▶ TASK DESCRIPTION
Copy every line of the records exactly, without including the images.

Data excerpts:
——

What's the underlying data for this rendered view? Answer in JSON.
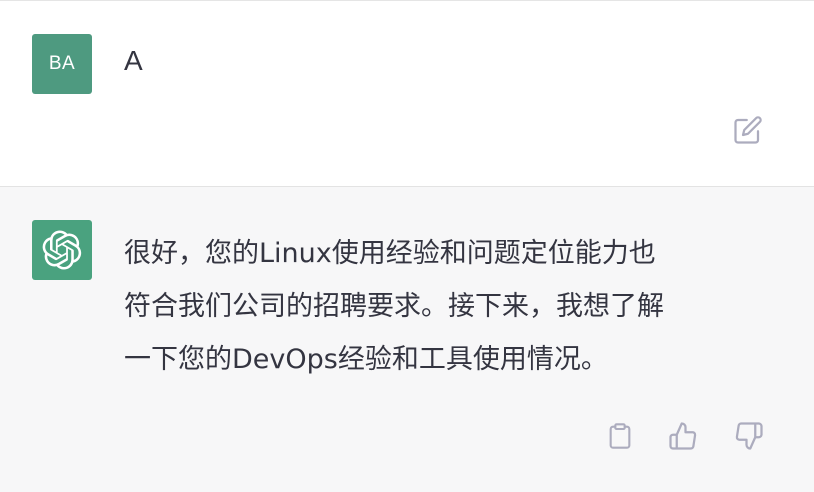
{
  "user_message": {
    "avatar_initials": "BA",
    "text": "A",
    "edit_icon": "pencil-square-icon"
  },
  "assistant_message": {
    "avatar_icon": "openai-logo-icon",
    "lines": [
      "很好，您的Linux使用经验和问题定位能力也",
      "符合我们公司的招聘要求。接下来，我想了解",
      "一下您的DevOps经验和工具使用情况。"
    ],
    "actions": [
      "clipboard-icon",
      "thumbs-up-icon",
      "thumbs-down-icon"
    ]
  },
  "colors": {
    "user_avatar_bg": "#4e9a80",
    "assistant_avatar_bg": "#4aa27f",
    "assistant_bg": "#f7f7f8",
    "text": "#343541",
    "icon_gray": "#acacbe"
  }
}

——

▶ EXERCISE RESULT
What's the underlying data for this rendered view? Answer in JSON.
{
  "user_message": {
    "avatar_initials": "BA",
    "text": "A",
    "edit_icon": "pencil-square-icon"
  },
  "assistant_message": {
    "avatar_icon": "openai-logo-icon",
    "lines": [
      "很好，您的Linux使用经验和问题定位能力也",
      "符合我们公司的招聘要求。接下来，我想了解",
      "一下您的DevOps经验和工具使用情况。"
    ],
    "actions": [
      "clipboard-icon",
      "thumbs-up-icon",
      "thumbs-down-icon"
    ]
  },
  "colors": {
    "user_avatar_bg": "#4e9a80",
    "assistant_avatar_bg": "#4aa27f",
    "assistant_bg": "#f7f7f8",
    "text": "#343541",
    "icon_gray": "#acacbe"
  }
}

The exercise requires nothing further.